• **TASK GOAL**:
Filter the entries down to the lines holding "here", then copy those lines.

• **DATA TO PROCESS**:
=== Begin Enclosure ===

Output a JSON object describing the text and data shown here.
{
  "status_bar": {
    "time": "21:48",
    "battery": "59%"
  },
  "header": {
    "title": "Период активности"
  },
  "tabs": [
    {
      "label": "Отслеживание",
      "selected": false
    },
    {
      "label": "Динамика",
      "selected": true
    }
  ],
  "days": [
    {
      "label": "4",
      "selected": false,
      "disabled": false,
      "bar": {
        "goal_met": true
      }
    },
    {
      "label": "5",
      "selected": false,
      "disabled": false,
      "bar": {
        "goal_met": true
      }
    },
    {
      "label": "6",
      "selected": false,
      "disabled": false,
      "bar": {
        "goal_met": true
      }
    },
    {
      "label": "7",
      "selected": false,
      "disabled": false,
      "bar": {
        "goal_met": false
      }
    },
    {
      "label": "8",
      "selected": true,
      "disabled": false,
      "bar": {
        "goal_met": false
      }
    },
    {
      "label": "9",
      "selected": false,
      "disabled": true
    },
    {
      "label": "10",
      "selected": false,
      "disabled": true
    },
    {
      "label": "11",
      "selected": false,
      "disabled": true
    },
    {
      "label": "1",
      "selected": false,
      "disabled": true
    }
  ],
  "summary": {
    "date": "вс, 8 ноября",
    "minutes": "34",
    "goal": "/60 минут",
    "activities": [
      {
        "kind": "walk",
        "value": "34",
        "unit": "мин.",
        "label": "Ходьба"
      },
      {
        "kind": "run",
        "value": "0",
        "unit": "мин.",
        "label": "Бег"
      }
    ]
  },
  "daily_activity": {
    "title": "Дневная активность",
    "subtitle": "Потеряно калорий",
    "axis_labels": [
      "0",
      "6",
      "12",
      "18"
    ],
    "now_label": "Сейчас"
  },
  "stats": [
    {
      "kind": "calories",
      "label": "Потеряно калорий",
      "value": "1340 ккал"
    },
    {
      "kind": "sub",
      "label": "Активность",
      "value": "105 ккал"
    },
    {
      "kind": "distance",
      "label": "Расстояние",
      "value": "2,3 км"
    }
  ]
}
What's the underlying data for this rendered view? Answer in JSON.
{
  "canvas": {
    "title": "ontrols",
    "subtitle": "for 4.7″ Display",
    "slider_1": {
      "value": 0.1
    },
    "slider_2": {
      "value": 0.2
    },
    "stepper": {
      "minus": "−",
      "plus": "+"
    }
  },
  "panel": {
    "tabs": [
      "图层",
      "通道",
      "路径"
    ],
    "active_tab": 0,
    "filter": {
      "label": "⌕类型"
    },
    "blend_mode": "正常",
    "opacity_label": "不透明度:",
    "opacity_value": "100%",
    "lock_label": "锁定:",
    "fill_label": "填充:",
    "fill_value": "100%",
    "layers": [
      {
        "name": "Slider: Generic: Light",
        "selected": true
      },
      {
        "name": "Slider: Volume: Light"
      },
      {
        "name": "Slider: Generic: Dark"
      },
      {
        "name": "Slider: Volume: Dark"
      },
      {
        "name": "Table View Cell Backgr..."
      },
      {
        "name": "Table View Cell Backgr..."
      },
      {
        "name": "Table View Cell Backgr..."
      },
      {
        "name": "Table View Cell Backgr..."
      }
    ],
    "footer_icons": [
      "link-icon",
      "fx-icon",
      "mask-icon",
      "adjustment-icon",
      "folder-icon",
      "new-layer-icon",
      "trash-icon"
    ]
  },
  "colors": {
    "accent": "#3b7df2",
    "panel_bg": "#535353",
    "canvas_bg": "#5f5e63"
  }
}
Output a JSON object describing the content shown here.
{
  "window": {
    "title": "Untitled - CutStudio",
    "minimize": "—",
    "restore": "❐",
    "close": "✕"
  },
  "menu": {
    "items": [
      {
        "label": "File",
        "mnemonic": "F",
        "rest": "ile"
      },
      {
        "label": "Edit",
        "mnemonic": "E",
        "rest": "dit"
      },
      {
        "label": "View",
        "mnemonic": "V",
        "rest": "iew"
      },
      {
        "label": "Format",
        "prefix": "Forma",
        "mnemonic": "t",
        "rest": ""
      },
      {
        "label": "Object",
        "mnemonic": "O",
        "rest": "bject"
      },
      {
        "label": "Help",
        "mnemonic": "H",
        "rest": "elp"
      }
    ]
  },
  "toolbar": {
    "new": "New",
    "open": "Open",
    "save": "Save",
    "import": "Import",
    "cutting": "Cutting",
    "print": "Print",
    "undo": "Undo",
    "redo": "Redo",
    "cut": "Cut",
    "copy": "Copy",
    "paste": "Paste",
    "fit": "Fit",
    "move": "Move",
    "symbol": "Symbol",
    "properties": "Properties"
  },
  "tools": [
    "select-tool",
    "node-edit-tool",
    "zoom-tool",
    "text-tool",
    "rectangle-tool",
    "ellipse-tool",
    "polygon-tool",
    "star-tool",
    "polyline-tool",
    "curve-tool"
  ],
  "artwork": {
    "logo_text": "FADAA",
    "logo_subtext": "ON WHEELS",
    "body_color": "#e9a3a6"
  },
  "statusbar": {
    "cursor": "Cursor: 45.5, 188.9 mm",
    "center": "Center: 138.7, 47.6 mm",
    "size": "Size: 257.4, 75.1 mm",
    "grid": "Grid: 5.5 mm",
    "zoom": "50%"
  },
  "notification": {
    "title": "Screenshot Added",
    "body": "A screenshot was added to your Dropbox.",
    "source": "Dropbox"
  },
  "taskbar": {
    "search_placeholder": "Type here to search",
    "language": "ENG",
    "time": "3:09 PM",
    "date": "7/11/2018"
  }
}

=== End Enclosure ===

• **ANSWER TO THIS PROBLEM**:
Output a JSON object describing the text and data shown here.
Output a JSON object describing the content shown here.
    "search_placeholder": "Type here to search",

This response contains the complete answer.